  83. Crupi, R., Mazzon, E., Marino, A., La Spada, G., Bramanti, P., Cuzzocrea, S. and Spina, E. (2010) Melatonin Treatment Mimics the Antidepressant Action in Chronic Corticosterone-Treated Mice. Journal of Pineal Research, 49, 123- 129.
  84. Srinivasan, V., Cardinali, D.P., Pandi-Perumal, S.R. and Brown, G.M. (2011) Melatonin Agonists for Treatment of Sleep and Depressive Disorders. Journal of Experimental and Integrative Medicine, 1, 149-158.
  85. Loo, H., Hale, A. and Dhaenen, H. (2002) Determination of the Dose of Agomelatine, a Melatoninergic Agonist and Selective 5-HT2 Cantagonist, in the Treatment of Major Depressive Disorder: A Placebo-Controlled Dose Range Study. International Clinical Psychopharmacology, 17, 239-247.
  86. Kennedy, S.H. and Emsley, R. (2006) Placebo-Controlled Trial of Agomelatine in the Treatment of Major Depressive Disorder. European Neuropsychopharmacology, 16, 93-100.
  87. Calabrese, J.R., Guelfi, J.D. and Perdrizet-Chevallier, C. (2007) Agomelatine Adjunctive Therapy for Acute Bipolar Depression: Preliminary Open Data. Bipolar Disorders, 9, 628-635.
  88. Llorca, P.M. (2010) The Antidepressant Agomelatine Improves the Quality of Life of Depressed Patients: Implications for Remission. Journal of Psychopharmacology, 24, 21-26.
  89. Di Giannantonio, M., Di Iorio, G., Guglielmo, R., De Berardis, D., Conti, C.M., Acciavatti, T., Cornelio, M. and Martinotti, G. (2011) Major Depressive Disorder, Anhedonia and Agomelatine: An Open-Label Study. Journal of Biological Regulators and Homeostatic Agents, 25, 109-114.
  90. Lopes, M.C., Quera-Salva, M.A. and Guilleminault, C. (2005) Cycling Alternating Pattern in the NREM Sleep of Patients Within Major Depressive Disorder: Baseline Results and Change Overtime with a New Antidepressant.
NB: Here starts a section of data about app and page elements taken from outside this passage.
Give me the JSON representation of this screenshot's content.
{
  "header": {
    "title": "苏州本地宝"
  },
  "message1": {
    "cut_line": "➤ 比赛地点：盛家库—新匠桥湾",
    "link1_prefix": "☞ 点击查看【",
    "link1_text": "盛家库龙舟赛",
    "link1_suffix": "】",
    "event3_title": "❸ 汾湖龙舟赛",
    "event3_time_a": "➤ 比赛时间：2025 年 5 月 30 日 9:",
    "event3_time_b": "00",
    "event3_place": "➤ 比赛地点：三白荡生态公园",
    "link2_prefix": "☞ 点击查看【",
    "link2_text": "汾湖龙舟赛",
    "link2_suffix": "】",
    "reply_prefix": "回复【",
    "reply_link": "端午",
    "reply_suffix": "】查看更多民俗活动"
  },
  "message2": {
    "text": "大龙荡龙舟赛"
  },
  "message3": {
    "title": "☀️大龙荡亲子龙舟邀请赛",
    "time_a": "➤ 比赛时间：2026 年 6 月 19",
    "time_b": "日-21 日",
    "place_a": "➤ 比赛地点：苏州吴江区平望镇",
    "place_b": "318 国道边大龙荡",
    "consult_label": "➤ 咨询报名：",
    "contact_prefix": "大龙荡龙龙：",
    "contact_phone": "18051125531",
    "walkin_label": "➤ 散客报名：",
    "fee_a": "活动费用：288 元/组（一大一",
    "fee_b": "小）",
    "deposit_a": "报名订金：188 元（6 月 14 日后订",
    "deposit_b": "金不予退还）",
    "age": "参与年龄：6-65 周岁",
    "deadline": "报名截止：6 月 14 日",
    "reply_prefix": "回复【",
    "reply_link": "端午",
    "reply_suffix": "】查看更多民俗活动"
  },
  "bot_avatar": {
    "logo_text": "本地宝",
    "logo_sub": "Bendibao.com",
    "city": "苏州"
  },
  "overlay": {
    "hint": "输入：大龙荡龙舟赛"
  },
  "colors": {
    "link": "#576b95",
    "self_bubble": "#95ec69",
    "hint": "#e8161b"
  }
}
Sleep Medicine, 6, 87-88.
  91. Lopes, M.C., Quera-Salva, M.A. and Guilleminault, C. (2007) Non-REM Sleep Instability in Patients with Major Depressive Disorder: Subjective Improvement and Improvement of Non-REM Sleep Instability with Treatment (Agomelatine). Sleep Medicine, 9, 33-41.
  92. Hardeland, R., Poeggeler, B., Srinivasan, V., Trakht, I., Pandi-Perumal, S.R. and Cardinali, D.P. (2008) Melatonergic Drugs in Clinical Practice. Arzneimittel-Forschung, 58, 1-10.
  93. Kasper, S., Hajak, G., Wulff, K., et al. (2010) Efficacy of the Novel Antidepressant Agomelatine on the Circadian Rest-Activity Cycle and Depressive and Anxiety Symptoms in Patients with Major Depressive Disorder: A Randomized, Double-Blind Comparison with Sertraline. Journal of Clinical Psychiatry, 71, 109-120.
  94. European Food Safety Authority (2011) Scientific Opinion on the Substantiation of a Health Claim Related to Melatonin and Reduction of Sleep Onset Latency (ID 1698, 1790, 4080) Pursuant to Article 13(1) of Regulation (EC) No 1924/2006. EFSA Journal, 9, 2241.
  95. Wilson, S.J., Nutt, D.J., Alford, C., Argyropoulos, S., Baldwin, D., Bateson, A., Britton, T., Crowe, C., Dijk, D.J., Espie, C., Gringras, P., Hajak, G., Idzikowski, C., Krystal, A., Nash, J., Selsick, H., Sharpley, A. and Wade, A. (2010) British Association for Psychopharmacology Consensus Statement on Evidence-Based Treatment of Insomnia, Parasomnias and Circadian Rhythm Disorders. Journal of Psychopharmacology, 24, 1577-1601.